(Data about app and page elements)
=== Begin Enclosure ===

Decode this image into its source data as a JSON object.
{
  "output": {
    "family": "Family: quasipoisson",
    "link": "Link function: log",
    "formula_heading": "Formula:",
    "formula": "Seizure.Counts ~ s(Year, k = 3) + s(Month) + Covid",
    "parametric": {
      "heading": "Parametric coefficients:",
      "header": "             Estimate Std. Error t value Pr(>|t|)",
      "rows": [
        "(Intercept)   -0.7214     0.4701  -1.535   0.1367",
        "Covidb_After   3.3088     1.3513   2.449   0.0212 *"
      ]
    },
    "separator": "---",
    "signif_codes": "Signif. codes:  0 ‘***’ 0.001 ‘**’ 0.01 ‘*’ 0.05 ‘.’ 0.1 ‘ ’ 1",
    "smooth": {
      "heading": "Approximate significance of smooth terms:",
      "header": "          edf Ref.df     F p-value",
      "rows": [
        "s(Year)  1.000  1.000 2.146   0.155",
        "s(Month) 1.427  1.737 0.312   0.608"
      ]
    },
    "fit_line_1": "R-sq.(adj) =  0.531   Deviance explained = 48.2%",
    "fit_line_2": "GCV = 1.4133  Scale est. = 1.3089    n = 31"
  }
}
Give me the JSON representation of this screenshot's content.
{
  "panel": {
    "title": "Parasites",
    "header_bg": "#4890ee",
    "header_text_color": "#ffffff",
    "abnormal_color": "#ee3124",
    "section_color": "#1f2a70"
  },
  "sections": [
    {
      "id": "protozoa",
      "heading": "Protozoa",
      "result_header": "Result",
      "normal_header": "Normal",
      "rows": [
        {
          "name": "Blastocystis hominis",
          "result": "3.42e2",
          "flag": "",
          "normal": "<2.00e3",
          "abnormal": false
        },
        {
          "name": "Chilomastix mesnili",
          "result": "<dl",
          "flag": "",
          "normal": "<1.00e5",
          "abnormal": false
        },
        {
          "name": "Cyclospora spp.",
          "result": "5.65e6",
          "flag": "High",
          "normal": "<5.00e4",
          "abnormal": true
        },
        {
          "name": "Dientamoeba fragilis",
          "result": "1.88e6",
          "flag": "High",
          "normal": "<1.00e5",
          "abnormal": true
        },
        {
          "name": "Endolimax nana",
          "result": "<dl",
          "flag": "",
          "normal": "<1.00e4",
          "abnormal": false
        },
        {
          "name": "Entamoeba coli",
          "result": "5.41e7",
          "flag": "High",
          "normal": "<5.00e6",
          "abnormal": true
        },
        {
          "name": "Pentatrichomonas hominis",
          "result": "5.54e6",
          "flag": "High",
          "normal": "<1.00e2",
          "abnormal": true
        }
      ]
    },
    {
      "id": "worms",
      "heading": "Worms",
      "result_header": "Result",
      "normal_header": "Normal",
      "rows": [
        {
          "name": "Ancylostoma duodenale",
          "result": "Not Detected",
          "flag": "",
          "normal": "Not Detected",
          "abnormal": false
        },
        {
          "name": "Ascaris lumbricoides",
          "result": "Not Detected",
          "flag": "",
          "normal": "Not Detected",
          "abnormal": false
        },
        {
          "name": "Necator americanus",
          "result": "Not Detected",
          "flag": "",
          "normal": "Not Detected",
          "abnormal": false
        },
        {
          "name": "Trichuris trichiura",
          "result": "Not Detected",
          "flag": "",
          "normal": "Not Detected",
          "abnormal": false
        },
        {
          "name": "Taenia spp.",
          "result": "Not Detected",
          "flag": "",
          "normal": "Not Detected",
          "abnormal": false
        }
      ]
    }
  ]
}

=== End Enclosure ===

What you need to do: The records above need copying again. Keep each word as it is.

Your response:
Decode this image into its source data as a JSON object.
{
  "output": {
    "family": "Family: quasipoisson",
    "link": "Link function: log",
    "formula_heading": "Formula:",
    "formula": "Seizure.Counts ~ s(Year, k = 3) + s(Month) + Covid",
    "parametric": {
      "heading": "Parametric coefficients:",
      "header": "             Estimate Std. Error t value Pr(>|t|)",
      "rows": [
        "(Intercept)   -0.7214     0.4701  -1.535   0.1367",
        "Covidb_After   3.3088     1.3513   2.449   0.0212 *"
      ]
    },
    "separator": "---",
    "signif_codes": "Signif. codes:  0 ‘***’ 0.001 ‘**’ 0.01 ‘*’ 0.05 ‘.’ 0.1 ‘ ’ 1",
    "smooth": {
      "heading": "Approximate significance of smooth terms:",
      "header": "          edf Ref.df     F p-value",
      "rows": [
        "s(Year)  1.000  1.000 2.146   0.155",
        "s(Month) 1.427  1.737 0.312   0.608"
      ]
    },
    "fit_line_1": "R-sq.(adj) =  0.531   Deviance explained = 48.2%",
    "fit_line_2": "GCV = 1.4133  Scale est. = 1.3089    n = 31"
  }
}
Give me the JSON representation of this screenshot's content.
{
  "panel": {
    "title": "Parasites",
    "header_bg": "#4890ee",
    "header_text_color": "#ffffff",
    "abnormal_color": "#ee3124",
    "section_color": "#1f2a70"
  },
  "sections": [
    {
      "id": "protozoa",
      "heading": "Protozoa",
      "result_header": "Result",
      "normal_header": "Normal",
      "rows": [
        {
          "name": "Blastocystis hominis",
          "result": "3.42e2",
          "flag": "",
          "normal": "<2.00e3",
          "abnormal": false
        },
        {
          "name": "Chilomastix mesnili",
          "result": "<dl",
          "flag": "",
          "normal": "<1.00e5",
          "abnormal": false
        },
        {
          "name": "Cyclospora spp.",
          "result": "5.65e6",
          "flag": "High",
          "normal": "<5.00e4",
          "abnormal": true
        },
        {
          "name": "Dientamoeba fragilis",
          "result": "1.88e6",
          "flag": "High",
          "normal": "<1.00e5",
          "abnormal": true
        },
        {
          "name": "Endolimax nana",
          "result": "<dl",
          "flag": "",
          "normal": "<1.00e4",
          "abnormal": false
        },
        {
          "name": "Entamoeba coli",
          "result": "5.41e7",
          "flag": "High",
          "normal": "<5.00e6",
          "abnormal": true
        },
        {
          "name": "Pentatrichomonas hominis",
          "result": "5.54e6",
          "flag": "High",
          "normal": "<1.00e2",
          "abnormal": true
        }
      ]
    },
    {
      "id": "worms",
      "heading": "Worms",
      "result_header": "Result",
      "normal_header": "Normal",
      "rows": [
        {
          "name": "Ancylostoma duodenale",
          "result": "Not Detected",
          "flag": "",
          "normal": "Not Detected",
          "abnormal": false
        },
        {
          "name": "Ascaris lumbricoides",
          "result": "Not Detected",
          "flag": "",
          "normal": "Not Detected",
          "abnormal": false
        },
        {
          "name": "Necator americanus",
          "result": "Not Detected",
          "flag": "",
          "normal": "Not Detected",
          "abnormal": false
        },
        {
          "name": "Trichuris trichiura",
          "result": "Not Detected",
          "flag": "",
          "normal": "Not Detected",
          "abnormal": false
        },
        {
          "name": "Taenia spp.",
          "result": "Not Detected",
          "flag": "",
          "normal": "Not Detected",
          "abnormal": false
        }
      ]
    }
  ]
}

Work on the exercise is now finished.